(Records supplied)
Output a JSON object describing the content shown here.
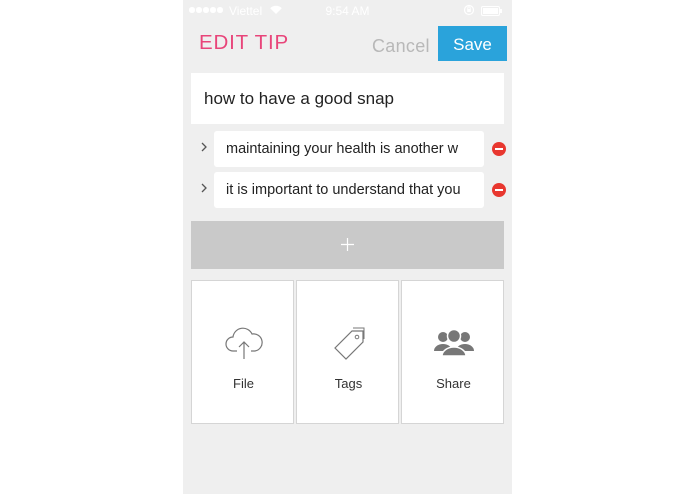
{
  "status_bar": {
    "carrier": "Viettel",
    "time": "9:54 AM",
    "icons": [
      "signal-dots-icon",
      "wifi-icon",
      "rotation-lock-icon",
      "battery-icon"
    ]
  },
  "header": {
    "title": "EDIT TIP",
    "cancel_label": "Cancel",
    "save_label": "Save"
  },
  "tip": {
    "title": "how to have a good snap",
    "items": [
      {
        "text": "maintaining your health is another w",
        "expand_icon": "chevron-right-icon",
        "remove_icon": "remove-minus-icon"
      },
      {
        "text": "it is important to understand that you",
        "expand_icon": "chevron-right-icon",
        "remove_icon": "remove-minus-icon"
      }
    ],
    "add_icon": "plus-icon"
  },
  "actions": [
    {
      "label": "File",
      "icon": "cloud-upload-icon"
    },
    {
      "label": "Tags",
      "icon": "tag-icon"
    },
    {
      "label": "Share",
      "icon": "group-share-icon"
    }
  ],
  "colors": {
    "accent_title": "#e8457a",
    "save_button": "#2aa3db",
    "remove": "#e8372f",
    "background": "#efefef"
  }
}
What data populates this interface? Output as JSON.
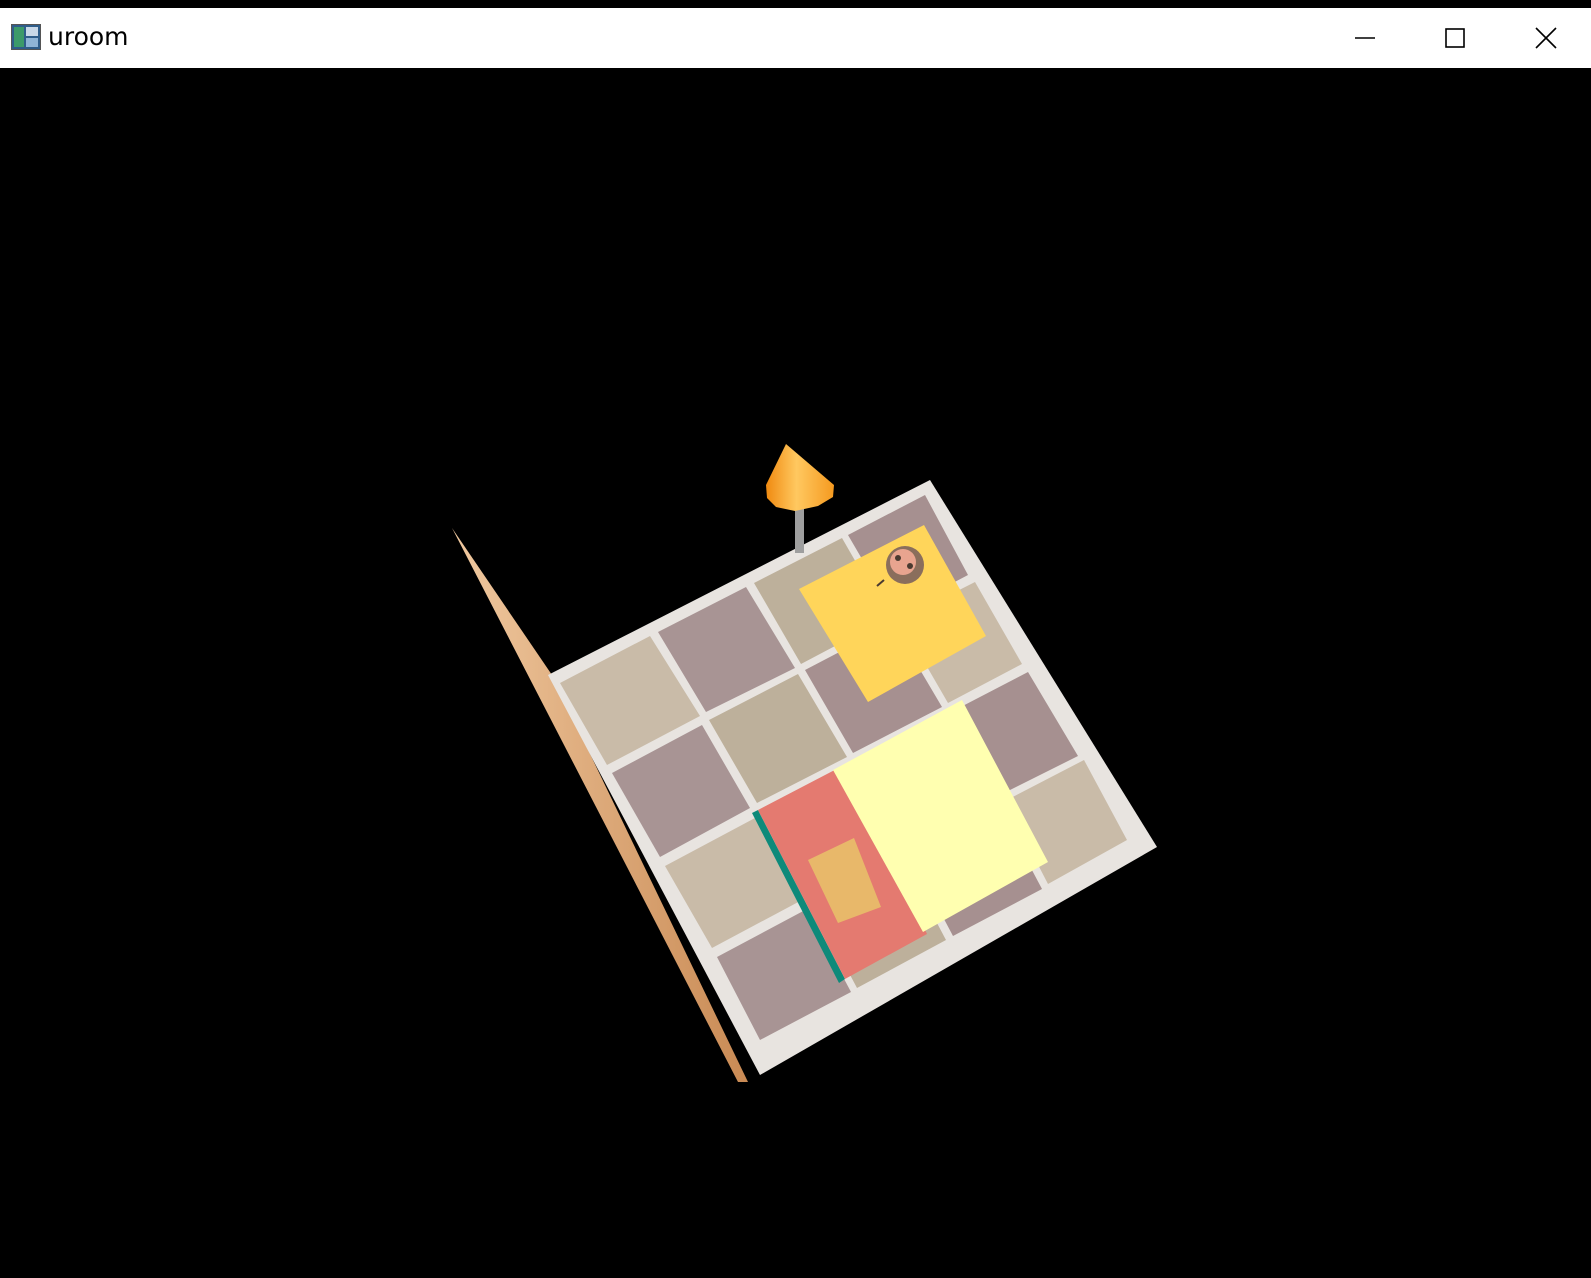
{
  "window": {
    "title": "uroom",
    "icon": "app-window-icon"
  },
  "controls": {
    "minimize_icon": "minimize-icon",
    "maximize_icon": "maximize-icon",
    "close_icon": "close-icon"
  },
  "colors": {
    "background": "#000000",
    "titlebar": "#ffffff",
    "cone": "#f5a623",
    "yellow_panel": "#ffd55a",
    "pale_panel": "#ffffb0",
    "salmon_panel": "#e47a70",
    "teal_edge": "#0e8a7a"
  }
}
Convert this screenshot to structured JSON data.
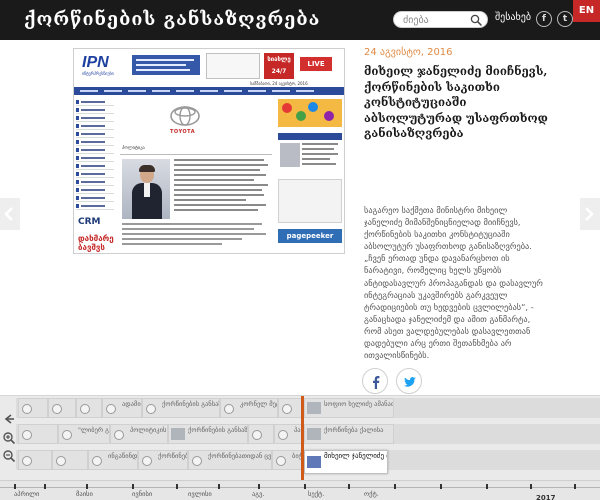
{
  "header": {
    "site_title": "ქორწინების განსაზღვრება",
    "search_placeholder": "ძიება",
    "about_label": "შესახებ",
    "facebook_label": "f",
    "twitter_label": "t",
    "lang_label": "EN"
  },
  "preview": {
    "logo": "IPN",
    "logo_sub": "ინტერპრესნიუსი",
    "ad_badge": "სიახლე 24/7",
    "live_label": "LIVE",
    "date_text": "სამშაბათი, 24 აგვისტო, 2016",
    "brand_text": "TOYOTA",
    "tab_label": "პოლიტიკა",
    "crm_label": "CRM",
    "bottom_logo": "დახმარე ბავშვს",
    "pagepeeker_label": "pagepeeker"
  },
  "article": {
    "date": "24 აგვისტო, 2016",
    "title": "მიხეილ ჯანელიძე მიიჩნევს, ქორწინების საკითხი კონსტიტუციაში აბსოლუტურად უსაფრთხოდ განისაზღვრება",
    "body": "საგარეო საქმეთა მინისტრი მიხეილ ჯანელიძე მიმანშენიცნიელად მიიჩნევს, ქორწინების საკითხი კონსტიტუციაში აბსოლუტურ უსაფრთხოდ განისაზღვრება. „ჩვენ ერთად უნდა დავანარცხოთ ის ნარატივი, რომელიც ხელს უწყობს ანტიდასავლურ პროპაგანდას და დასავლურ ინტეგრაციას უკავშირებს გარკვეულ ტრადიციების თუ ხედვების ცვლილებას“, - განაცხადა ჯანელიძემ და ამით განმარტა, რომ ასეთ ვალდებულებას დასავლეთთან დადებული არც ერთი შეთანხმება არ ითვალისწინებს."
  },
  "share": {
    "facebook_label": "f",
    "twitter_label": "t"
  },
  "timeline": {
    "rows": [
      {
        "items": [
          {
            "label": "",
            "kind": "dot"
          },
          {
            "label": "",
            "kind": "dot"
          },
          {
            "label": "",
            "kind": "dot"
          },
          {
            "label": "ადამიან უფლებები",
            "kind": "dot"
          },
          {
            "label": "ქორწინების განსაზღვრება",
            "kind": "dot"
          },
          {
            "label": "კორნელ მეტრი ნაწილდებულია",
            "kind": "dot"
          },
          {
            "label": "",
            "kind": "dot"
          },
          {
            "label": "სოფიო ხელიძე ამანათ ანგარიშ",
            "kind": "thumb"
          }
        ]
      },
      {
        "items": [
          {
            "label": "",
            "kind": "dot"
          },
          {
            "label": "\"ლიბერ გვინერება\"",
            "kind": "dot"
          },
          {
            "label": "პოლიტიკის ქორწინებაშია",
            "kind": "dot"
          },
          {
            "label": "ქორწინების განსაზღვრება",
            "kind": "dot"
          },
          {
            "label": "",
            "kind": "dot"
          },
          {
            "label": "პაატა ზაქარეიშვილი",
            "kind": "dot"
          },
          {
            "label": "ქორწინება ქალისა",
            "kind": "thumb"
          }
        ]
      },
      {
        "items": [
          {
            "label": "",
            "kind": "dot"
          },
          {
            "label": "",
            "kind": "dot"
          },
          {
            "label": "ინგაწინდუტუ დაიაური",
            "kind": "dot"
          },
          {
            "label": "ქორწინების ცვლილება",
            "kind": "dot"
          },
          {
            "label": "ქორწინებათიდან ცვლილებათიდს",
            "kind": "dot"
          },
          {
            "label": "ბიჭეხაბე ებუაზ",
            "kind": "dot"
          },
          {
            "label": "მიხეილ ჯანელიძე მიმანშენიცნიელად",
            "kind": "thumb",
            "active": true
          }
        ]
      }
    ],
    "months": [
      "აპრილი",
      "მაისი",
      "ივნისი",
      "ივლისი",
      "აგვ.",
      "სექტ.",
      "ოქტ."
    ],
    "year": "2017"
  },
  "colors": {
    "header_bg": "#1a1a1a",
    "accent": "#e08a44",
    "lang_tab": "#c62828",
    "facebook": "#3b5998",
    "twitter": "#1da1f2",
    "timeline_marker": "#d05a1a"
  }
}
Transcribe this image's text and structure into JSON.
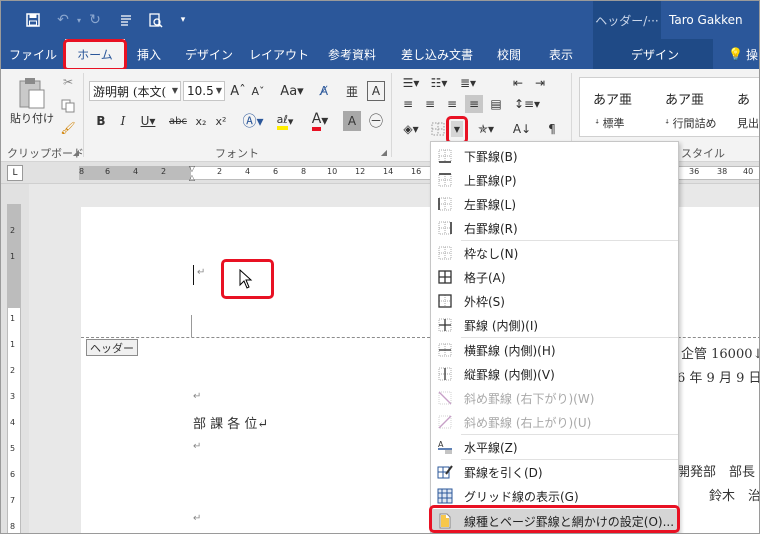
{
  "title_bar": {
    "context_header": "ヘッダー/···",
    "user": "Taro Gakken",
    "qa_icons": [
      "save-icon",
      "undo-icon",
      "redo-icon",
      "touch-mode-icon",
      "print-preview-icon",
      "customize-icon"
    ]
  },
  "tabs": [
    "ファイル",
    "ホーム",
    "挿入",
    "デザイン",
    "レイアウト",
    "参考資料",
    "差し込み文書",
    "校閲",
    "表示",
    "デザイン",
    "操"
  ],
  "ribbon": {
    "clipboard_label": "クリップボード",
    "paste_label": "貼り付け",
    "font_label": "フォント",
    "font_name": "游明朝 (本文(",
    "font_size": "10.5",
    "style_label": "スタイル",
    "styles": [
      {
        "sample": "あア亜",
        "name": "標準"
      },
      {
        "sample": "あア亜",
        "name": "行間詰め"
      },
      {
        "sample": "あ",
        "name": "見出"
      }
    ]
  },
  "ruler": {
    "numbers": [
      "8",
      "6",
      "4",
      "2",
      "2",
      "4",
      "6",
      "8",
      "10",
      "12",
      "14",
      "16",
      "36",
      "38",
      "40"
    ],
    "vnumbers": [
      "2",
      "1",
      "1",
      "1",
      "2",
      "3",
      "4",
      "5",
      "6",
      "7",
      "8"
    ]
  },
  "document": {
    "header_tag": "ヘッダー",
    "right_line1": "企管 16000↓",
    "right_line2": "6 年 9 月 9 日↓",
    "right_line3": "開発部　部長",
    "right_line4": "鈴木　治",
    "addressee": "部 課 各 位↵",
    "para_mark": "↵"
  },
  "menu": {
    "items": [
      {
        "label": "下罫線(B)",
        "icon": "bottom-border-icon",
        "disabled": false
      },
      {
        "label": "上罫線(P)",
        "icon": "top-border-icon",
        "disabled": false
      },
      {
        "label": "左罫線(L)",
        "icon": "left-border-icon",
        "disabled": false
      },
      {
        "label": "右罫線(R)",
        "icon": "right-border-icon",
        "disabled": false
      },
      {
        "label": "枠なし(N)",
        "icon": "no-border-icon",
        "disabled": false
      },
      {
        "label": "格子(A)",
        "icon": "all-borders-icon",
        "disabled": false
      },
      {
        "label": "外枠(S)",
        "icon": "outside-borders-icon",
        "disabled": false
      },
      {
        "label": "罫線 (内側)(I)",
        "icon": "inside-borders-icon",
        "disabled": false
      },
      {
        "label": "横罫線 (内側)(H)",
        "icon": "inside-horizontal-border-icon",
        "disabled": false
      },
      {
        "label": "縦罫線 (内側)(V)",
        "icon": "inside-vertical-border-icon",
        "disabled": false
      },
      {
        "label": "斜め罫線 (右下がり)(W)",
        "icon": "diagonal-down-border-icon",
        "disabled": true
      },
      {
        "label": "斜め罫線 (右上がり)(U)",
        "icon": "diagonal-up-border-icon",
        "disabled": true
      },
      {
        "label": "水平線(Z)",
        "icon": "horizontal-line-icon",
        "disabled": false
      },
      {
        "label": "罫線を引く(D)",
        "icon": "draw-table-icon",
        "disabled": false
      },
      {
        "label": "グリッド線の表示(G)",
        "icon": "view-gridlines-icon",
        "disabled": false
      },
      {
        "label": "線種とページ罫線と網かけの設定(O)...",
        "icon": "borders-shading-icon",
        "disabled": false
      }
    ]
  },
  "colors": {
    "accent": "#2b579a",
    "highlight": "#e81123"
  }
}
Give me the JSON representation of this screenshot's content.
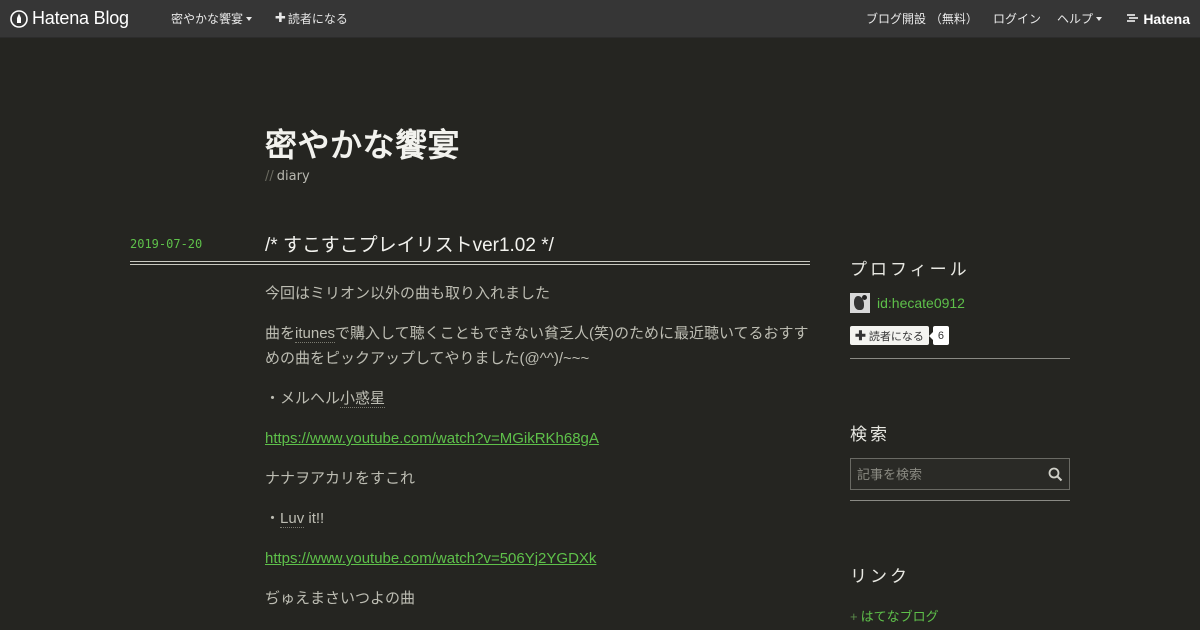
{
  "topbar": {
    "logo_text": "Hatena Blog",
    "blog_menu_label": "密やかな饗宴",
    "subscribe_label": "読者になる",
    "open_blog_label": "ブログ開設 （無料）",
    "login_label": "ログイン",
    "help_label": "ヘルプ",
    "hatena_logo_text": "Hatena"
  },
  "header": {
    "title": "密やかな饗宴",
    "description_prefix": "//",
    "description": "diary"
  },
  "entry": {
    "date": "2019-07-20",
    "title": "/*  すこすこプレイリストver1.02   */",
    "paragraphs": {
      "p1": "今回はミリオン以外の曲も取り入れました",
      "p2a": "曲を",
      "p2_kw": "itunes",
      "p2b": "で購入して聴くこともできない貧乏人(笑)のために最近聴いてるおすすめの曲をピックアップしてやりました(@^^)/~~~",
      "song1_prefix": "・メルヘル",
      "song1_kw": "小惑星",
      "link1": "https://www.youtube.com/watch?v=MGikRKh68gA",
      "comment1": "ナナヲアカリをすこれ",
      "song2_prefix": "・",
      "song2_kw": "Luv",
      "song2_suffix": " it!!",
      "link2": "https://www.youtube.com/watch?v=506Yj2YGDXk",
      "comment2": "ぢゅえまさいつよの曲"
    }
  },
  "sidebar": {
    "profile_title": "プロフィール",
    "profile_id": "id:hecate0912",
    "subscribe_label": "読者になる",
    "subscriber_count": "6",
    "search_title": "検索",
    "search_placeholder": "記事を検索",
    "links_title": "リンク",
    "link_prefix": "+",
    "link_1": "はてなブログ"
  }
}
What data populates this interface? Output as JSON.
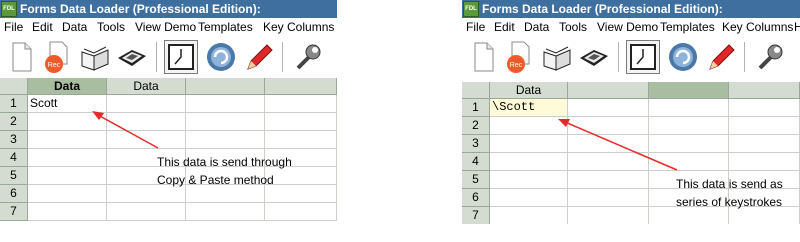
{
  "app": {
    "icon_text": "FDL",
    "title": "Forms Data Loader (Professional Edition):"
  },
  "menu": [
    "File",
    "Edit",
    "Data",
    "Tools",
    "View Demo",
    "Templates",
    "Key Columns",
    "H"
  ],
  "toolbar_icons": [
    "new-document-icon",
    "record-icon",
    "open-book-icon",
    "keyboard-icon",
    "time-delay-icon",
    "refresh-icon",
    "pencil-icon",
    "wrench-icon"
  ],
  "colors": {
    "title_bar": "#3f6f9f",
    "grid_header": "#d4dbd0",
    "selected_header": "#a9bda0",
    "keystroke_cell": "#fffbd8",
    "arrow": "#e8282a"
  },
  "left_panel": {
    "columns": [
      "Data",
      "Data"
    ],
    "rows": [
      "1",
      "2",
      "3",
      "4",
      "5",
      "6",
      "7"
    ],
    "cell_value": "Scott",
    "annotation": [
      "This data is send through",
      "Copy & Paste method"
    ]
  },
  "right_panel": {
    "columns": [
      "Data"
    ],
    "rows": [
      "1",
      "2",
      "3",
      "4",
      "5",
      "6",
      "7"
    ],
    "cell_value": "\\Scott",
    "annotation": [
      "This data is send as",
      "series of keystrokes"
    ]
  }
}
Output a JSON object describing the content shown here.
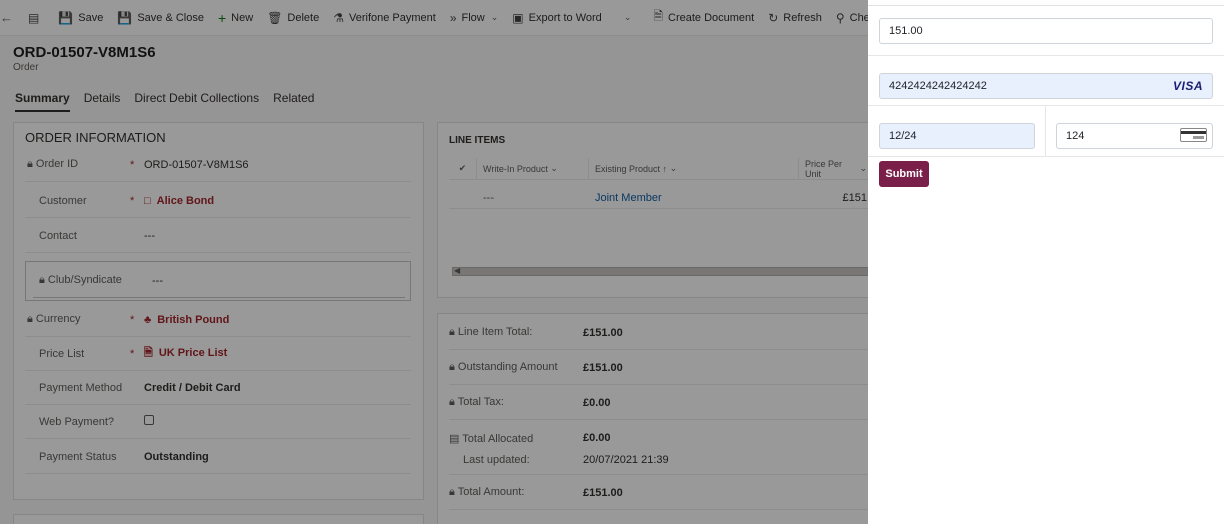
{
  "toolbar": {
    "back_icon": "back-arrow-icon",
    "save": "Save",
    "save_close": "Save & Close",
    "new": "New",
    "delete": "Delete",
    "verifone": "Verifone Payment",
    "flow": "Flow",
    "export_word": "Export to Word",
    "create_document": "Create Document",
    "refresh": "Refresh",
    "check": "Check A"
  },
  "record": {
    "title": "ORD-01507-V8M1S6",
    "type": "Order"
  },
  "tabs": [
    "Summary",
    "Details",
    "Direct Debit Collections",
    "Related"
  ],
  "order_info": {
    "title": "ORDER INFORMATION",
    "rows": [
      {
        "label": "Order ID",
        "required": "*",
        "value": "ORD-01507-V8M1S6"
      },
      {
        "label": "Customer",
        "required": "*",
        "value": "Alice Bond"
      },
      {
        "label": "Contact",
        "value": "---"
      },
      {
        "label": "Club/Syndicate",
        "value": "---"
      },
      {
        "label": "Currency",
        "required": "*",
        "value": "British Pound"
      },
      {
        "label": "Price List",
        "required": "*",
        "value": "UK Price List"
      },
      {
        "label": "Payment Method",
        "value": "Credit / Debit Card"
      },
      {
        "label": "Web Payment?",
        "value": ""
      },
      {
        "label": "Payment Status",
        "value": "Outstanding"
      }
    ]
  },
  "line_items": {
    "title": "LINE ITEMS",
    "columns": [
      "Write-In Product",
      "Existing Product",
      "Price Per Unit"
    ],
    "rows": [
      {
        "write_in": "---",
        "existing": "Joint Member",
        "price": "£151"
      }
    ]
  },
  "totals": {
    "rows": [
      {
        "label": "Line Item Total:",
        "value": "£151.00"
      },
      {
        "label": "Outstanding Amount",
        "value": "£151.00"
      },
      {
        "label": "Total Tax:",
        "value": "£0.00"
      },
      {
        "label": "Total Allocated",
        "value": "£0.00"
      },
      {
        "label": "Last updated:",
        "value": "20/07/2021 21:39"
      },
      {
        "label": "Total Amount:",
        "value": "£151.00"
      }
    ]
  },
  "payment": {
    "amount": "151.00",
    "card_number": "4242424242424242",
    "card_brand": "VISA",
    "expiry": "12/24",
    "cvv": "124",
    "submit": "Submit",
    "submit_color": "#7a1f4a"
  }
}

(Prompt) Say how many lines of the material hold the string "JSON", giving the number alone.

(Answer to the exercise) 7